This weekend I have been gathering in the onions (Allium cepa). They are nice and dry, and easy to lift.
The crop is modest: about 1.5 kg this time. Some – perhaps half a kilo – were taken previously, and I have left a small patch in the bed to collect later. The bulbs vary in size, from small to pretty respectable. The soil preparation in this end of raised bed 4 was perhaps inadequate – just a dressing of compost – whereas the rest of the bed was dug out and treated the hugelkultur way before filling in with mixed soil, sand and compost on top. There was no supplementary feeding.
With these caveats, the onions have turned out well: firm, juicy and aromatic, with no sign of going to seed. If they are small, that suits me well: I don’t fling my onions about when I cook, or they overpower the myriad flavours I love in vegetarian food.
Still, the shallots (A. cepa Aggregatum) in raised bed 2 are behind, and it will be a while before I can lift them. The leaves are surprisingly green, given the summer heat, and the bulbs have not really formed, but since the shallots were sown as seeds rather than planted as sets (or baby bulbs, like the onions) this is perhaps to be expected. The few I have are in any case something of an experiment as I’ve never grown them before, but I like the flavour and decided to give them a whirl.
Personally, I’m not very attached to the Allium family, but their versatility makes them a valuable addition to the kitchen. Expert organic gardener Charles Dowding considers them a “fine vegetable to grow as well as to eat.” He finds their long, round leaves and upright habit “strangely inspiring” among the otherwise timid early spring veg in his British garden. And, as he notes, they are the basis of most soups and many savoury dishes, and thus truly a valuable part of the kitchen garden*.
Onions are so widely used in Middle Eastern cooking as to be a staple. Meat and fish dishes; soups; vegetable stews like okra cooked in tomato sauce with or without chunks of meat; pickles; and salads – all of them would lack an essential element without onions. They are also the crowning glory of a simple meal such as koshari* or megadarra*, fried to a crisp golden colour and sprinkled liberally on top.
There is a curious cross-over between Middle Eastern cuisine and an Italian recipe for cipolline in agrodolce mentioned by the doyenne of C20 British cookery writers, Elizabeth David, in “Italian Food”*. Here, the onions are cooked briefly in water, then gently sauteed in olive oil before adding vinegar, bay leaf, cloves, sugar and salt. Claudia Roden has a similar recipe in her “Book of Middle Eastern Food”*, but with the addition of sultanas and mint, and without the cloves.

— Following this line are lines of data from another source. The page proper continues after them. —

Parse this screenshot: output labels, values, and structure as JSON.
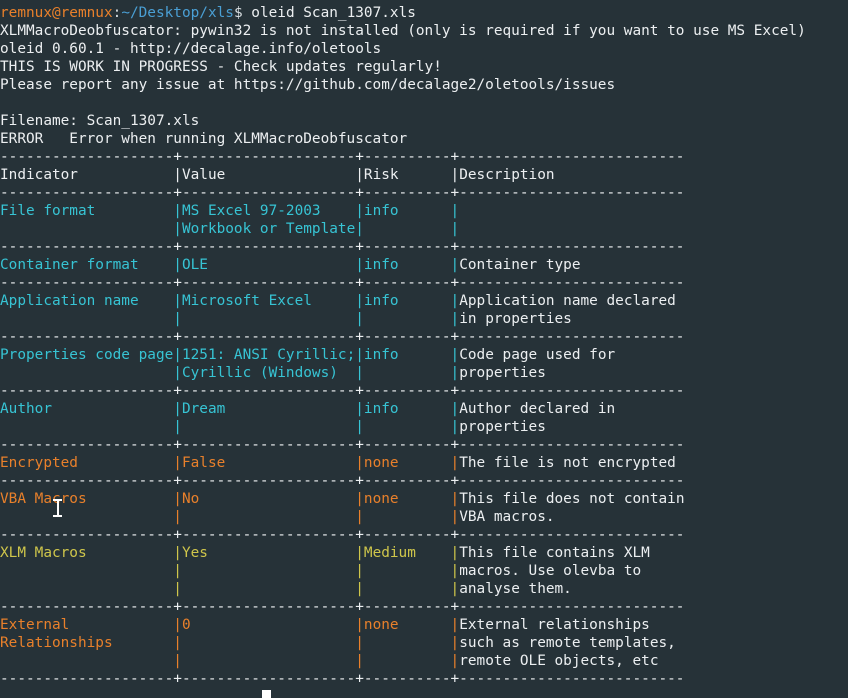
{
  "terminal": {
    "colors": {
      "background": "#263238",
      "foreground": "#eceff1",
      "orange": "#e8802b",
      "blue": "#4a9fd4",
      "cyan": "#37c4d4",
      "yellow": "#cfc64b",
      "white": "#ffffff"
    },
    "prompt": {
      "user_host": "remnux@remnux",
      "separator": ":",
      "path": "~/Desktop/xls",
      "sigil": "$",
      "command": " oleid Scan_1307.xls"
    },
    "banner": [
      "XLMMacroDeobfuscator: pywin32 is not installed (only is required if you want to use MS Excel)",
      "oleid 0.60.1 - http://decalage.info/oletools",
      "THIS IS WORK IN PROGRESS - Check updates regularly!",
      "Please report any issue at https://github.com/decalage2/oletools/issues"
    ],
    "filename_line": "Filename: Scan_1307.xls",
    "error_line": "ERROR   Error when running XLMMacroDeobfuscator",
    "separator_line": "--------------------+--------------------+----------+--------------------------",
    "table": {
      "headers": {
        "indicator": "Indicator",
        "value": "Value",
        "risk": "Risk",
        "description": "Description"
      },
      "rows": [
        {
          "color": "cyan",
          "indicator": [
            "File format"
          ],
          "value": [
            "MS Excel 97-2003",
            "Workbook or Template"
          ],
          "risk": [
            "info"
          ],
          "description": [
            "",
            ""
          ]
        },
        {
          "color": "cyan",
          "indicator": [
            "Container format"
          ],
          "value": [
            "OLE"
          ],
          "risk": [
            "info"
          ],
          "description": [
            "Container type"
          ]
        },
        {
          "color": "cyan",
          "indicator": [
            "Application name"
          ],
          "value": [
            "Microsoft Excel"
          ],
          "risk": [
            "info"
          ],
          "description": [
            "Application name declared",
            "in properties"
          ]
        },
        {
          "color": "cyan",
          "indicator": [
            "Properties code page"
          ],
          "value": [
            "1251: ANSI Cyrillic;",
            "Cyrillic (Windows)"
          ],
          "risk": [
            "info"
          ],
          "description": [
            "Code page used for",
            "properties"
          ]
        },
        {
          "color": "cyan",
          "indicator": [
            "Author"
          ],
          "value": [
            "Dream"
          ],
          "risk": [
            "info"
          ],
          "description": [
            "Author declared in",
            "properties"
          ]
        },
        {
          "color": "orange",
          "indicator": [
            "Encrypted"
          ],
          "value": [
            "False"
          ],
          "risk": [
            "none"
          ],
          "description": [
            "The file is not encrypted"
          ]
        },
        {
          "color": "orange",
          "indicator": [
            "VBA Macros"
          ],
          "value": [
            "No"
          ],
          "risk": [
            "none"
          ],
          "description": [
            "This file does not contain",
            "VBA macros."
          ]
        },
        {
          "color": "yellow",
          "indicator": [
            "XLM Macros"
          ],
          "value": [
            "Yes"
          ],
          "risk": [
            "Medium"
          ],
          "description": [
            "This file contains XLM",
            "macros. Use olevba to",
            "analyse them."
          ]
        },
        {
          "color": "orange",
          "indicator": [
            "External",
            "Relationships"
          ],
          "value": [
            "0"
          ],
          "risk": [
            "none"
          ],
          "description": [
            "External relationships",
            "such as remote templates,",
            "remote OLE objects, etc"
          ]
        }
      ]
    },
    "cursor": {
      "mouse_shape": "i-beam",
      "text_cursor_shape": "block"
    }
  }
}
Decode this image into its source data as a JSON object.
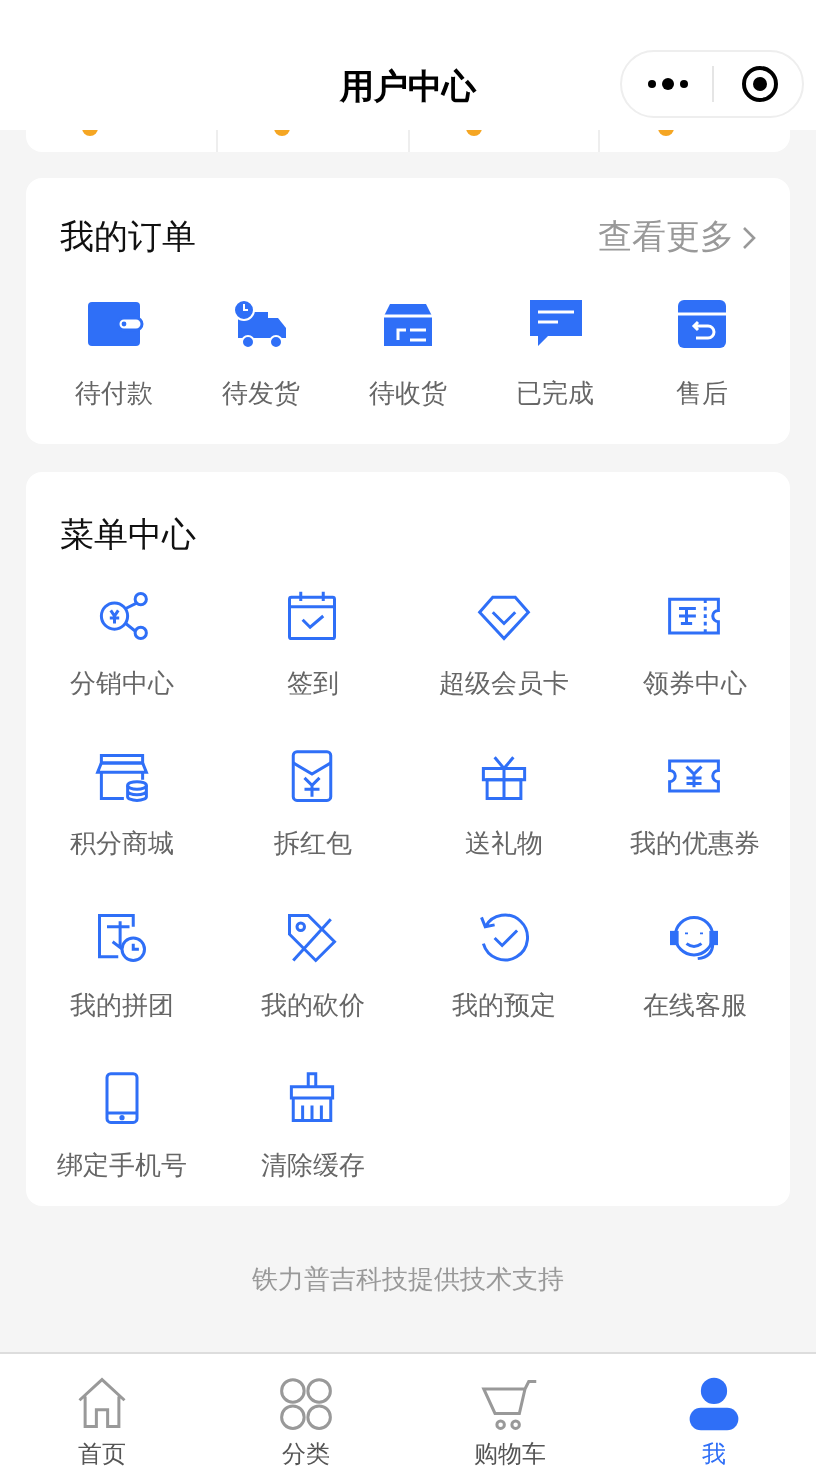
{
  "nav_bar": {
    "title": "用户中心"
  },
  "stats_strip": {
    "items": [
      {
        "kind": "stat"
      },
      {
        "kind": "stat"
      },
      {
        "kind": "stat"
      },
      {
        "kind": "stat"
      }
    ]
  },
  "orders": {
    "title": "我的订单",
    "more_link": "查看更多",
    "items": [
      {
        "label": "待付款"
      },
      {
        "label": "待发货"
      },
      {
        "label": "待收货"
      },
      {
        "label": "已完成"
      },
      {
        "label": "售后"
      }
    ]
  },
  "menu": {
    "title": "菜单中心",
    "items": [
      {
        "label": "分销中心"
      },
      {
        "label": "签到"
      },
      {
        "label": "超级会员卡"
      },
      {
        "label": "领券中心"
      },
      {
        "label": "积分商城"
      },
      {
        "label": "拆红包"
      },
      {
        "label": "送礼物"
      },
      {
        "label": "我的优惠券"
      },
      {
        "label": "我的拼团"
      },
      {
        "label": "我的砍价"
      },
      {
        "label": "我的预定"
      },
      {
        "label": "在线客服"
      },
      {
        "label": "绑定手机号"
      },
      {
        "label": "清除缓存"
      }
    ]
  },
  "footer": "铁力普吉科技提供技术支持",
  "tab_bar": [
    {
      "label": "首页",
      "selected": false
    },
    {
      "label": "分类",
      "selected": false
    },
    {
      "label": "购物车",
      "selected": false
    },
    {
      "label": "我",
      "selected": true
    }
  ]
}
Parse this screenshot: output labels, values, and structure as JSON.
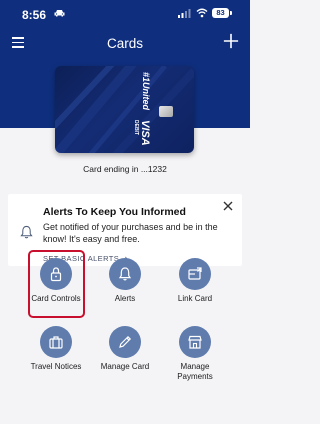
{
  "status_bar": {
    "time": "8:56",
    "battery": "83"
  },
  "nav": {
    "title": "Cards",
    "menu_icon": "hamburger-menu-icon",
    "add_icon": "plus-icon"
  },
  "card": {
    "brand_logo": "#1United",
    "network": "VISA",
    "card_kind": "DEBIT",
    "caption": "Card ending in ...1232"
  },
  "alert_panel": {
    "heading": "Alerts To Keep You Informed",
    "body": "Get notified of your purchases and be in the know! It's easy and free.",
    "link": "SET BASIC ALERTS",
    "link_chevron": "›",
    "icon": "bell-icon",
    "close_icon": "close-icon"
  },
  "actions": [
    {
      "label": "Card Controls",
      "icon": "lock-icon",
      "highlighted": true
    },
    {
      "label": "Alerts",
      "icon": "bell-icon"
    },
    {
      "label": "Link Card",
      "icon": "link-card-icon"
    },
    {
      "label": "Travel Notices",
      "icon": "suitcase-icon"
    },
    {
      "label": "Manage Card",
      "icon": "pencil-icon"
    },
    {
      "label": "Manage Payments",
      "icon": "storefront-icon"
    }
  ],
  "colors": {
    "header_blue": "#0f2f7e",
    "action_circle": "#5f7cad",
    "highlight_red": "#c8102e",
    "background": "#f4f4f6"
  }
}
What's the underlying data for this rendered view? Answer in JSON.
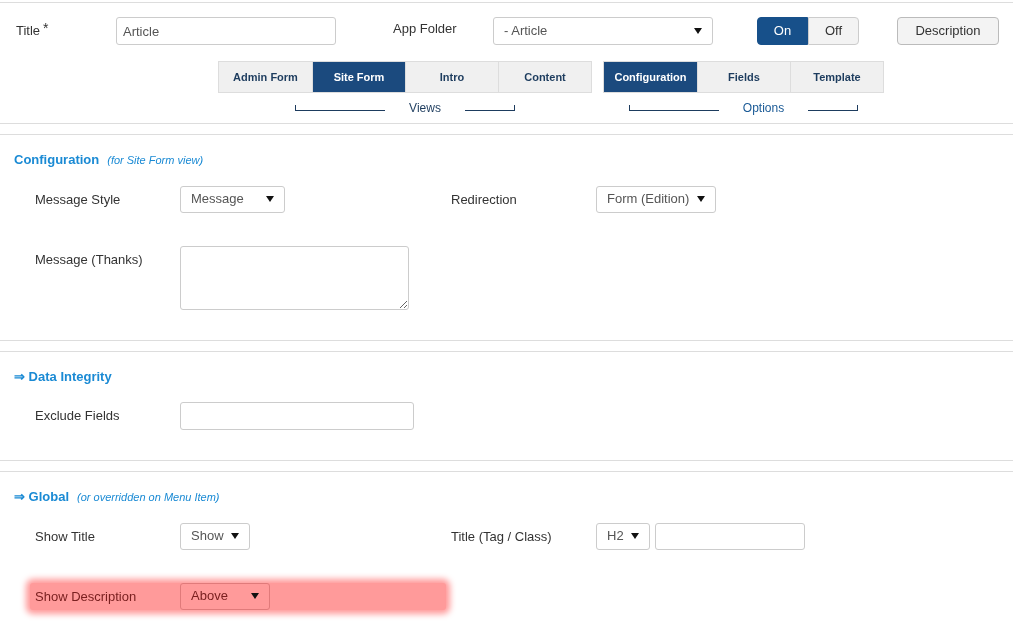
{
  "header": {
    "title_label": "Title",
    "required_mark": "*",
    "title_value": "Article",
    "folder_label": "App Folder",
    "folder_value": "- Article",
    "toggle": [
      {
        "label": "On",
        "selected": true
      },
      {
        "label": "Off",
        "selected": false
      }
    ],
    "description_button": "Description",
    "tab_groups": [
      {
        "caption": "Views",
        "tabs": [
          {
            "label": "Admin Form",
            "selected": false
          },
          {
            "label": "Site Form",
            "selected": true
          },
          {
            "label": "Intro",
            "selected": false
          },
          {
            "label": "Content",
            "selected": false
          }
        ]
      },
      {
        "caption": "Options",
        "tabs": [
          {
            "label": "Configuration",
            "selected": true
          },
          {
            "label": "Fields",
            "selected": false
          },
          {
            "label": "Template",
            "selected": false
          }
        ]
      }
    ]
  },
  "sections": [
    {
      "title": "Configuration",
      "note": "(for Site Form view)",
      "rows": [
        [
          {
            "label": "Message Style",
            "kind": "select",
            "value": "Message",
            "highlighted": false
          },
          {
            "label": "Redirection",
            "kind": "select",
            "value": "Form (Edition)",
            "highlighted": false
          }
        ],
        [
          {
            "label": "Message (Thanks)",
            "kind": "textarea",
            "highlighted": false
          }
        ]
      ]
    },
    {
      "arrow": "⇒",
      "title": "Data Integrity",
      "rows": [
        [
          {
            "label": "Exclude Fields",
            "kind": "text",
            "highlighted": false
          }
        ]
      ]
    },
    {
      "arrow": "⇒",
      "title": "Global",
      "note": "(or overridden on Menu Item)",
      "rows": [
        [
          {
            "label": "Show Title",
            "kind": "select",
            "value": "Show",
            "highlighted": false
          },
          {
            "label": "Title (Tag / Class)",
            "kind": "select-text",
            "value": "H2",
            "highlighted": false
          }
        ],
        [
          {
            "label": "Show Description",
            "kind": "select",
            "value": "Above",
            "highlighted": true
          }
        ]
      ]
    }
  ]
}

The roots of onions are lost in the mists of time. Ancient Egyptians grew them, ate them and used them medicinally. It’s a cliche that the pyramid-builders were fed rations of bread, onions and barley beer. That’s a spartan diet on which to build the only remaining Wonders of the World: surely there were lentils in there too? Alliums were among the food supplies found in King Tutankhamen’s tomb and they are seen in some wall paintings in the tombs of minor officials of ancient Egypt.
Nowadays, every street stall selling the national breakfast dish of wholemeal flat bread and ful beans will also have spring onions to accompany them… An interesting way to start the day, you might think.
In medicine, the juice has valuable diuretic and expectorant properties, lowers blood pressure and blood sugar, and eases gastric complaints. Taken externally, it is useful against boils and acne. Onions were certainly known as a weapon in the herbal armoury in late medieval/Renaissance England: the diarist John Aubrey mentions the proverb*:
Eat Leekes in Lide (Lent) and ramsins in May
And all the yeare after, the physitians may play.
Ramsins, the charming Old English word for onions, were prescribed for treating colds and coughs. I love the choice of words in Old English: for example, “pilewort” (lesser celandine) leaves nothing to the imagination!
Final flourish on the theme of onions must go to our trusty chives (A. schoenoprasum). They have been a wonderful feature of the herb bed for years, produce flowers for the bees and propagate for the humans in abundance, and add heaps of flavour to my salad bowl!
Organic Gardening the Natural No-dig Way, Charles Dowding, Green Books
Koshari and megadarra are dishes of rice and lentils with or without the addition of small pasta shapes, served with hot tomato sauce and fried onion garnish, and a staple of the diet for millions across the Middle East and North Africa.
Italian Food, Elizabeth David, Penguin Books
A New Book of Middle Eastern Food, Claudia Roden, Penguin Books
John Aubrey, C17 diarist, quoted in The Gardens of the British Working Class, Margaret Willes, Yale University Press